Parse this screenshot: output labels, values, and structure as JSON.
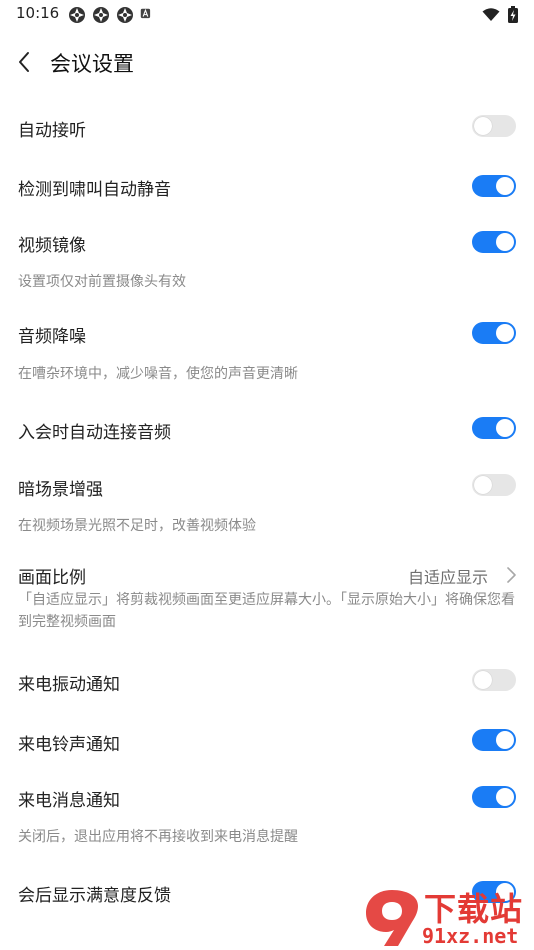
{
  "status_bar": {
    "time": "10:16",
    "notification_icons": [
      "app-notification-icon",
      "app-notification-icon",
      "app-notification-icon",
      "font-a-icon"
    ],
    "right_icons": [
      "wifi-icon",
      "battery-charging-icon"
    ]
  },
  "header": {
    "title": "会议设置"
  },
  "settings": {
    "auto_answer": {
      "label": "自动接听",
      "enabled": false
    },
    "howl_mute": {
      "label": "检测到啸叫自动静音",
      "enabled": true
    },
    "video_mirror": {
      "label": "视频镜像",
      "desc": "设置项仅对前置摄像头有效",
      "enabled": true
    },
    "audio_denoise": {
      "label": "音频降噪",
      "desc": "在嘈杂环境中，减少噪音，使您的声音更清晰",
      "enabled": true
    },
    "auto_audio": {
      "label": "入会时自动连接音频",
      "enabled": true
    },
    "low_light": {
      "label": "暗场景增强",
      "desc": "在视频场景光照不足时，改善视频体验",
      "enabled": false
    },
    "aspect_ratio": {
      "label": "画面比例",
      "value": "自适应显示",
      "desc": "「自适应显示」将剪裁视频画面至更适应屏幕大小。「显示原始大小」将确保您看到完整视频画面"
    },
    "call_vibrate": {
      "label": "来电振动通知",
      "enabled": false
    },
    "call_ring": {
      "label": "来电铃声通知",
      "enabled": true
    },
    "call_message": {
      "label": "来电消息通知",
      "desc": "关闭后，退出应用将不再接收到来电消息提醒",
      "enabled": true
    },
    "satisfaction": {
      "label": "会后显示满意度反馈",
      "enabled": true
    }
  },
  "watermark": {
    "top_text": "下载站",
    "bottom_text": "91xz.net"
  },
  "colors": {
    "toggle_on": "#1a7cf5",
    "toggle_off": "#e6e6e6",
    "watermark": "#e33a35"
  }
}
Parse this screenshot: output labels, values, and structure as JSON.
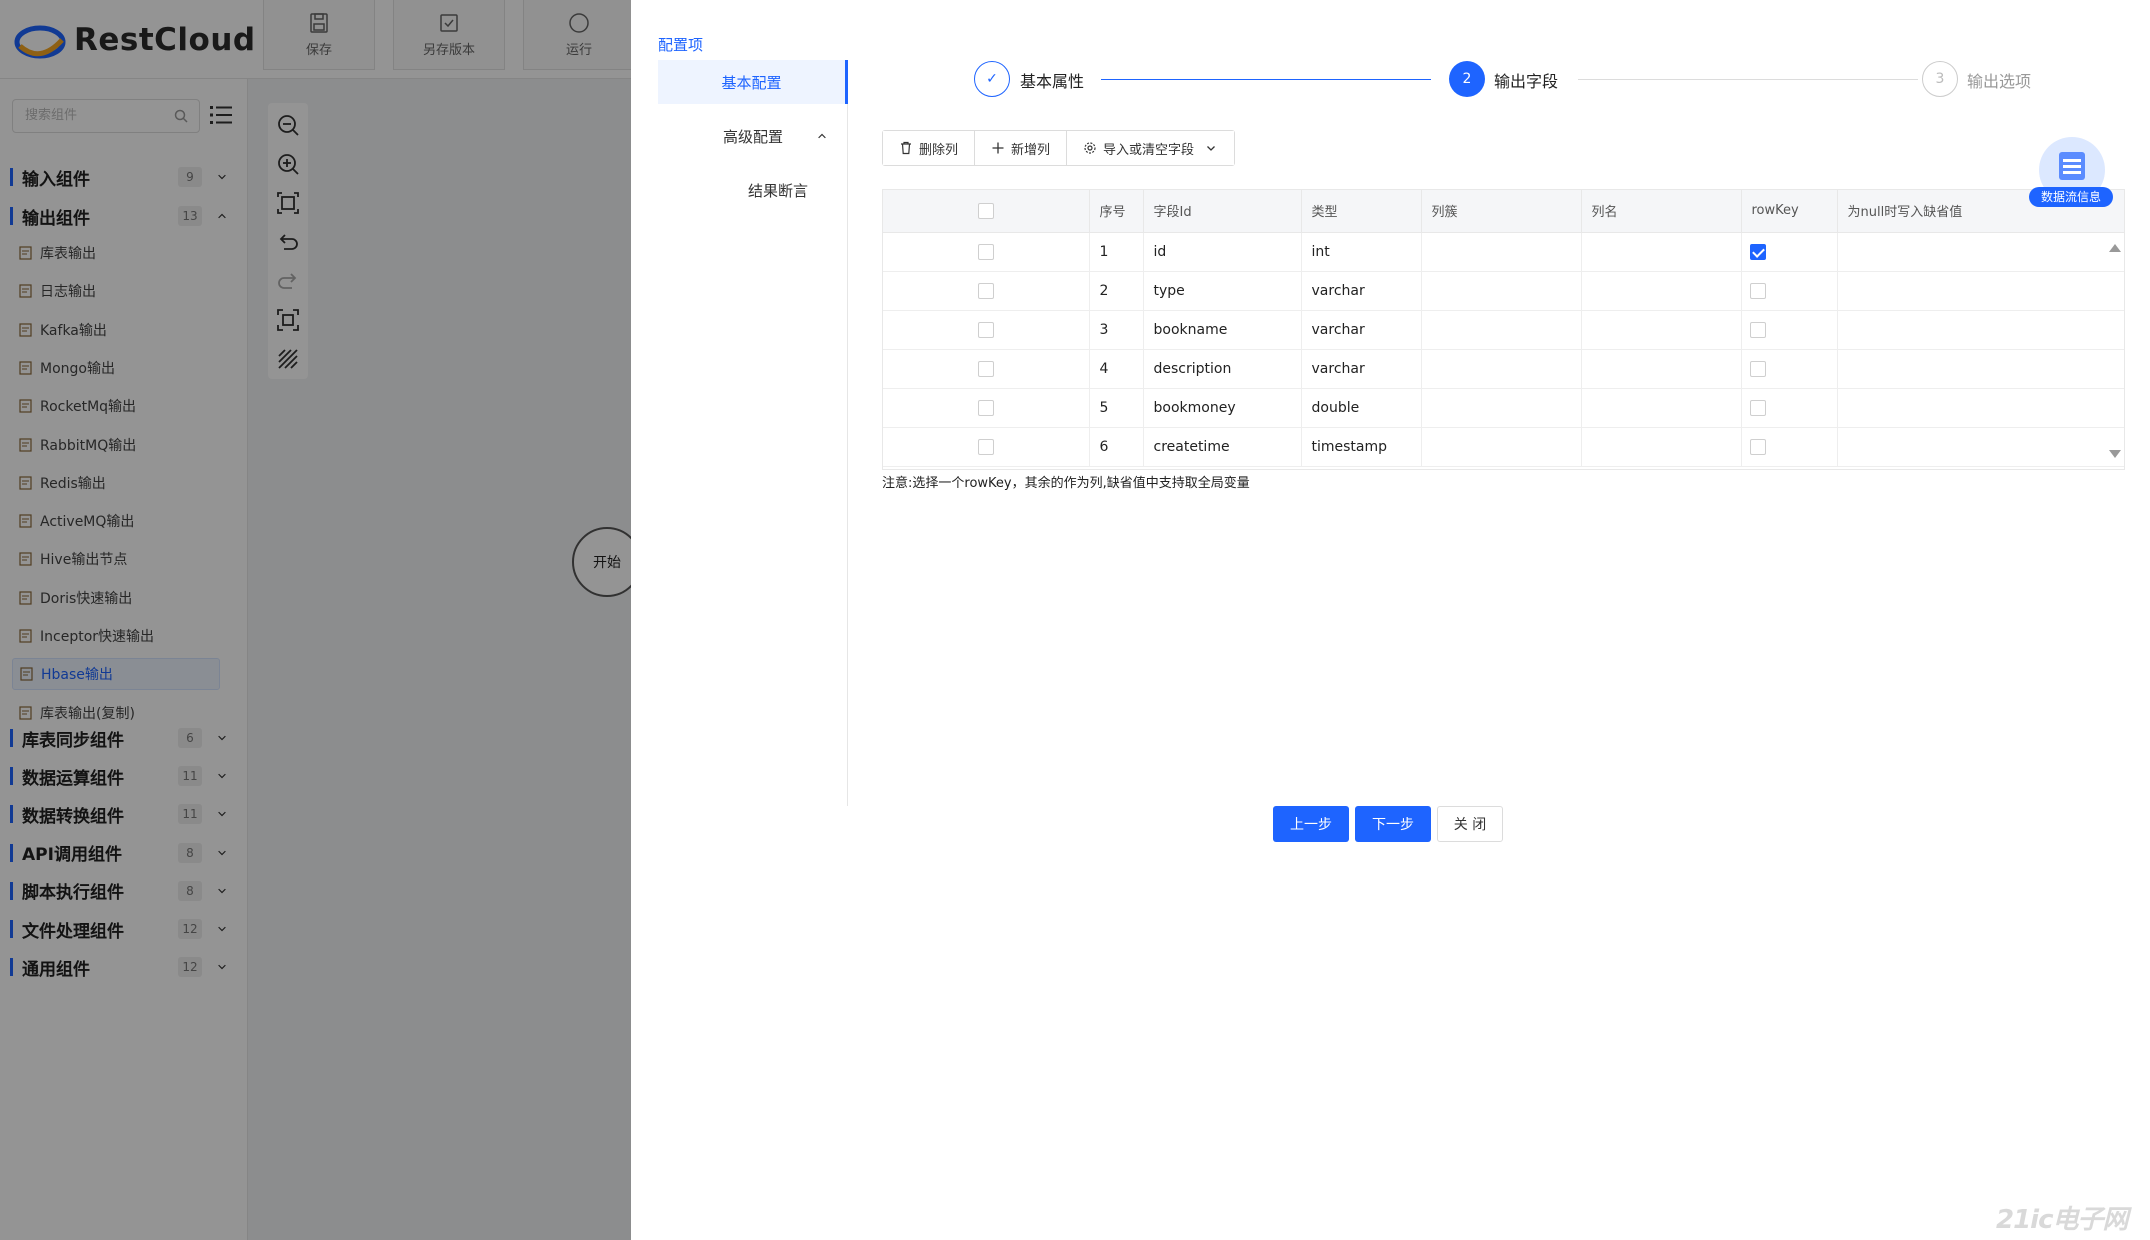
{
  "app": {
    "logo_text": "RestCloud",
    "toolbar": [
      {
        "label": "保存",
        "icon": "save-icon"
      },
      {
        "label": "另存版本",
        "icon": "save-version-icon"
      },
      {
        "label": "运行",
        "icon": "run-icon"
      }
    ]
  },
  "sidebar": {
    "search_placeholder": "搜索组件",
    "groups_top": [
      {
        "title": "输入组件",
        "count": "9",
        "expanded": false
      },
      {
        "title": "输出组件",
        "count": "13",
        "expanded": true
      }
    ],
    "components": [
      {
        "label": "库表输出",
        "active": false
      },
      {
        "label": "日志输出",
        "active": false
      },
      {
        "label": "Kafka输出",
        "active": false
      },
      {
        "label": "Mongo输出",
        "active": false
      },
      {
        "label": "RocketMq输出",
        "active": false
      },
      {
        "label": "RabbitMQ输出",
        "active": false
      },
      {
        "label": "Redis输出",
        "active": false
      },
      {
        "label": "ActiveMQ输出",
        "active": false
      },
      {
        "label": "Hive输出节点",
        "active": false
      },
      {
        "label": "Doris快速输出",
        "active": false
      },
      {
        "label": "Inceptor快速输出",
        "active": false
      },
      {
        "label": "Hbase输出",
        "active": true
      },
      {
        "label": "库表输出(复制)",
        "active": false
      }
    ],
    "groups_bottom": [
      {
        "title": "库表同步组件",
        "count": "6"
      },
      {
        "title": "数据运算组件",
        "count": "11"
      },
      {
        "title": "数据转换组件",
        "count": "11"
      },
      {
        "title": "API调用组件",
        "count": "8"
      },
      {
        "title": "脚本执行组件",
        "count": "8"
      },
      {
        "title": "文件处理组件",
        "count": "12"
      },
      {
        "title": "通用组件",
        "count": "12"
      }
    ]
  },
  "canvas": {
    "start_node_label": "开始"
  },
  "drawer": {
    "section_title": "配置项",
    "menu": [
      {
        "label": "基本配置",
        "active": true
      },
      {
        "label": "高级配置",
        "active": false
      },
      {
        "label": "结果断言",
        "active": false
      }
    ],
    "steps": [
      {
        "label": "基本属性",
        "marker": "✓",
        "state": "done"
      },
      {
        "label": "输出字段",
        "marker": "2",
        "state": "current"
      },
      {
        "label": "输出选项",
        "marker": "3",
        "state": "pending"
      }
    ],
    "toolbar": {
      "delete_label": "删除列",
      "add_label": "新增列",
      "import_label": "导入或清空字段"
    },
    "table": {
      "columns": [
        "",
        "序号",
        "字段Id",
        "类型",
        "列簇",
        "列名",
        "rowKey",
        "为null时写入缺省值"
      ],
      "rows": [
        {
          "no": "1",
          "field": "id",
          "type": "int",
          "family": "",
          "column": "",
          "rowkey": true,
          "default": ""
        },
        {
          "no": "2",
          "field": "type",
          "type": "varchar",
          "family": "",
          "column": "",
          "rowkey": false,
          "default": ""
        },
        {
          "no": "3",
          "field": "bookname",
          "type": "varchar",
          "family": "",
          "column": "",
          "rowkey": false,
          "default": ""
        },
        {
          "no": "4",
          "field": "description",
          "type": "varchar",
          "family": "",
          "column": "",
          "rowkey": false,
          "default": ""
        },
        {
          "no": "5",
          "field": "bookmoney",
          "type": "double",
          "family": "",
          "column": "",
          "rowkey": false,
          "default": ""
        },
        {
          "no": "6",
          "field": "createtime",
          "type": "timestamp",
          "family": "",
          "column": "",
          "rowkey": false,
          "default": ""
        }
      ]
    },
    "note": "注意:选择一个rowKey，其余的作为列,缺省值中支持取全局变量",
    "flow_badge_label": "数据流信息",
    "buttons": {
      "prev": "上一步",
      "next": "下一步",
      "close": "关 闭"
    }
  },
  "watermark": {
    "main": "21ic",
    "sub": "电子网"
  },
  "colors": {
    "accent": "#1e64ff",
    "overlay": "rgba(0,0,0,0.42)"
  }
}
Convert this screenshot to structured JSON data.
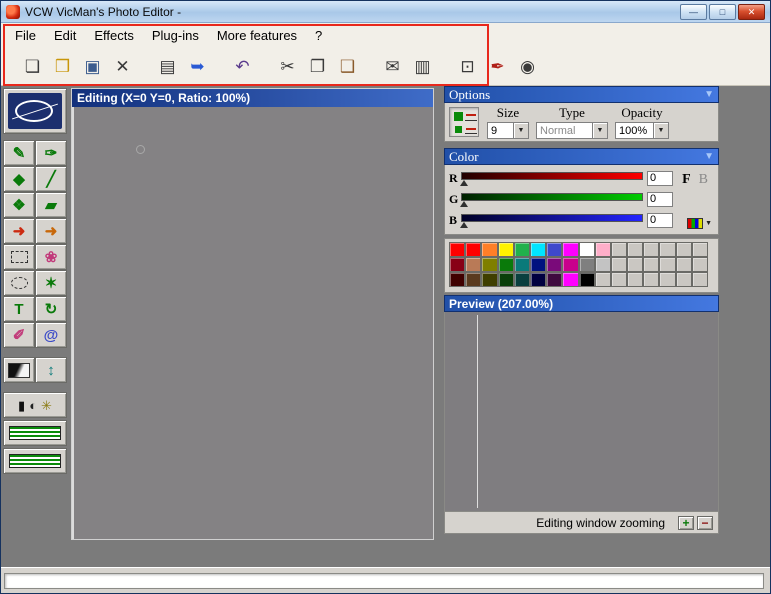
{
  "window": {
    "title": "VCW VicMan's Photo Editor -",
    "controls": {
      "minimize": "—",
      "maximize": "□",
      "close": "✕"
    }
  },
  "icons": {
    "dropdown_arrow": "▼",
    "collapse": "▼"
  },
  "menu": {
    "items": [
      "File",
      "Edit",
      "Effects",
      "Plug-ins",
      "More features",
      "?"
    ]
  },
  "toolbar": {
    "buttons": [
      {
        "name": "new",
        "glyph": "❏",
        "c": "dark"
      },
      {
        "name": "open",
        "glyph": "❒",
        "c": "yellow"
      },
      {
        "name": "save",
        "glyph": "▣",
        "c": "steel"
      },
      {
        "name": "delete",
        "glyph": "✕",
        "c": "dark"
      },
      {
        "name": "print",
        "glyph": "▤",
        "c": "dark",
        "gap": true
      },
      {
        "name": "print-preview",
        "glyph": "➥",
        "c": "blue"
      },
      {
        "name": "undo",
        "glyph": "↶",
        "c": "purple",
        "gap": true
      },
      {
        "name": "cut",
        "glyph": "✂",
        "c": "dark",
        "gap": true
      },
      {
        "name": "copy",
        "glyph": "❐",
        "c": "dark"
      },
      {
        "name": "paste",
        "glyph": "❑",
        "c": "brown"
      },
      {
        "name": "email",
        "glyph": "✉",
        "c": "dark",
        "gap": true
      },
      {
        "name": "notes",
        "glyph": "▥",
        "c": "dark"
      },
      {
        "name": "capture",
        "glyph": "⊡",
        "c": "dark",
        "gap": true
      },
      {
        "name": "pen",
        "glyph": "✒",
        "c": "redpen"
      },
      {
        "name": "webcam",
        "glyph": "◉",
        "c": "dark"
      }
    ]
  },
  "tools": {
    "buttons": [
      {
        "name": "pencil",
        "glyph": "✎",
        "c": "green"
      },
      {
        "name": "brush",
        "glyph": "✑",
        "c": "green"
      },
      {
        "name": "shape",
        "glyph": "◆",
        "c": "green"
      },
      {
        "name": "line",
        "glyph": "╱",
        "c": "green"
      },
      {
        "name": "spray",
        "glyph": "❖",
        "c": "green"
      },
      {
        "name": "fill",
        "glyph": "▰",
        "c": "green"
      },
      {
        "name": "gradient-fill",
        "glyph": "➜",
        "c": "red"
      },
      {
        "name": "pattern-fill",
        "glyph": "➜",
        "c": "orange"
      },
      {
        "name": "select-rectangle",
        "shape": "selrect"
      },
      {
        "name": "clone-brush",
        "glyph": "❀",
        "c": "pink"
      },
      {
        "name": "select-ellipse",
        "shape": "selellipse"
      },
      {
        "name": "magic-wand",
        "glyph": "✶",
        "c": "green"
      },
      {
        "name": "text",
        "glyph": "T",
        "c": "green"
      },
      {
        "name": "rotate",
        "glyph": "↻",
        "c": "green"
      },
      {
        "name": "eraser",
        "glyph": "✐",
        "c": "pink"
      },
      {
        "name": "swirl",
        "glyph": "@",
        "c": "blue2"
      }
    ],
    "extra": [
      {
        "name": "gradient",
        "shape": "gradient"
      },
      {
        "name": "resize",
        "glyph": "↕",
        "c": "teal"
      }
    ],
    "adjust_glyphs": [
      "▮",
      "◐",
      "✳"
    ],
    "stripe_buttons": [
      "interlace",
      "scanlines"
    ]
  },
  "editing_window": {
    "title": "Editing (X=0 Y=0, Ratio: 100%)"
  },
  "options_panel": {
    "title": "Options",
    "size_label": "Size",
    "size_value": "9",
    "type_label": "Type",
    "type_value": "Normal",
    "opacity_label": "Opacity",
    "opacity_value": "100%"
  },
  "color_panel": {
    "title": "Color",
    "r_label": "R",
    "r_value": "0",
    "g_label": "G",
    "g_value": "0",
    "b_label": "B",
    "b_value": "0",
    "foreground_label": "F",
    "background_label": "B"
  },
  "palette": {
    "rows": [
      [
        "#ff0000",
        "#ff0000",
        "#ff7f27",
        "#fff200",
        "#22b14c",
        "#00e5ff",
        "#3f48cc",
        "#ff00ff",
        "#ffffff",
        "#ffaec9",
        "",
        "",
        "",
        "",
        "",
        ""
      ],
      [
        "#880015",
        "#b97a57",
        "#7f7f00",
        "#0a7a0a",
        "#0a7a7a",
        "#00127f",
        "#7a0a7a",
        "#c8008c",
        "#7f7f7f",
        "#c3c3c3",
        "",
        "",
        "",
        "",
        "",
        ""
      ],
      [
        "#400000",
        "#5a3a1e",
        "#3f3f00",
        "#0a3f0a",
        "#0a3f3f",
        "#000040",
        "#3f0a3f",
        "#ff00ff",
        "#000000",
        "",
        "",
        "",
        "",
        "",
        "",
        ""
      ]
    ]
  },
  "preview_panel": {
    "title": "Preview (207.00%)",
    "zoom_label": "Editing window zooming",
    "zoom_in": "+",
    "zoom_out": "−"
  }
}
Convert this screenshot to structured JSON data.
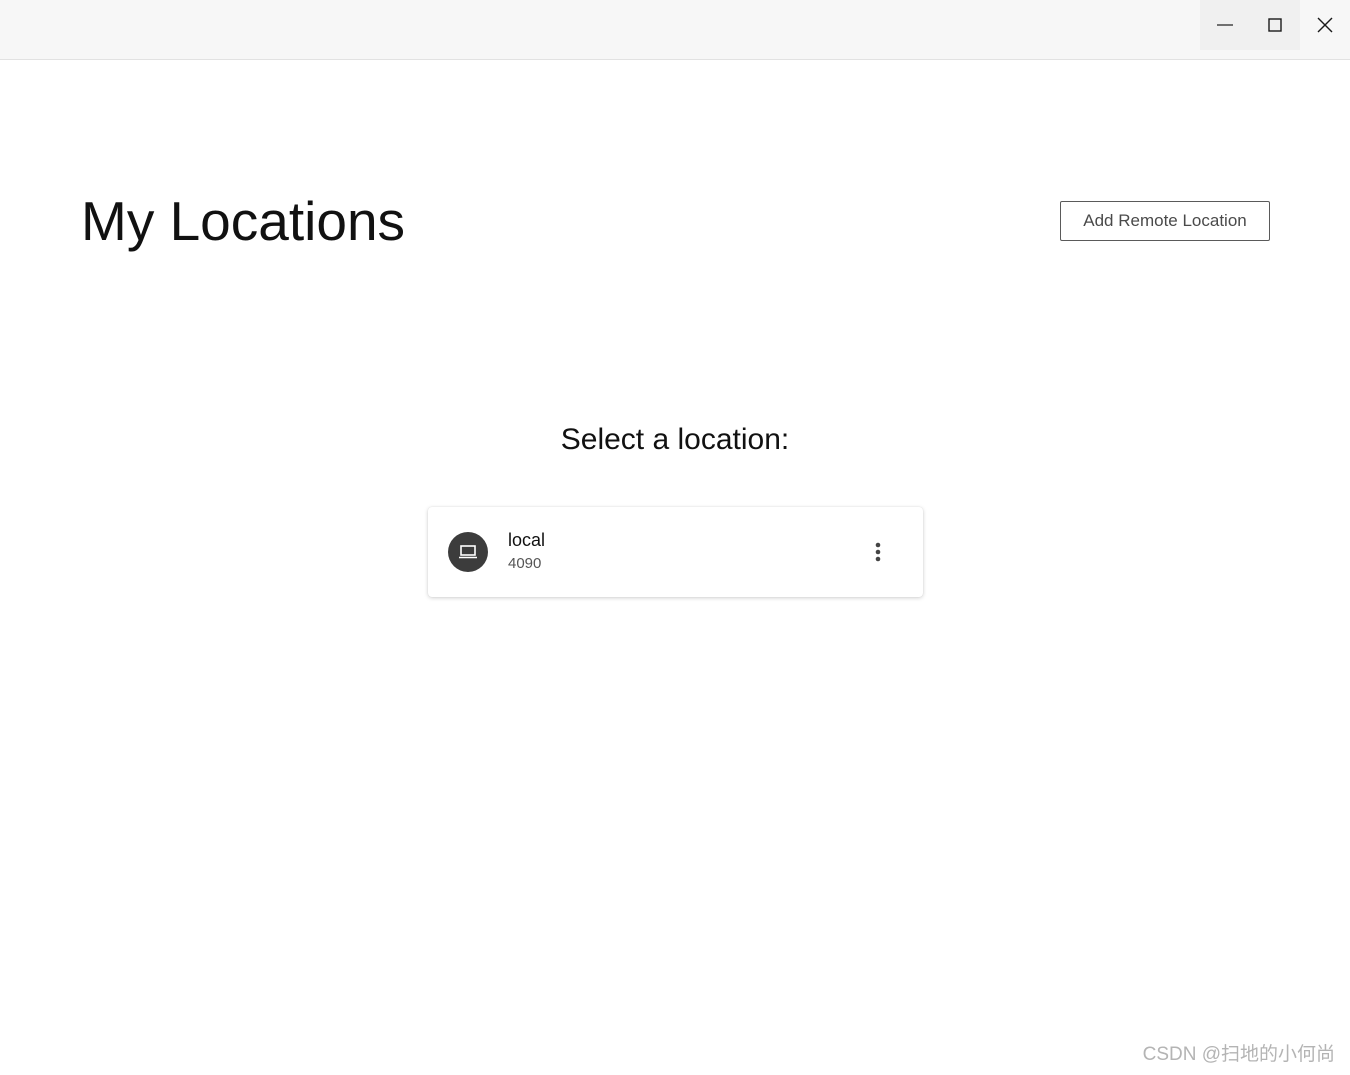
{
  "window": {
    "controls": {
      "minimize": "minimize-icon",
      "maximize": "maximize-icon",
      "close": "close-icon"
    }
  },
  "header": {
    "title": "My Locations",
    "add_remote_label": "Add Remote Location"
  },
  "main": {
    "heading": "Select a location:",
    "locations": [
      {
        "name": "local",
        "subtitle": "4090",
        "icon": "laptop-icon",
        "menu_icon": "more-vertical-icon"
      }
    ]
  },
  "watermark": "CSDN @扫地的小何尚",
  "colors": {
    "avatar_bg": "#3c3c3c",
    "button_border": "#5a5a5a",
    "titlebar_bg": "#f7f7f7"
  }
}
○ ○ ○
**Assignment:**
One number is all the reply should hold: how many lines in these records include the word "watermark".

**Solved problem:**
4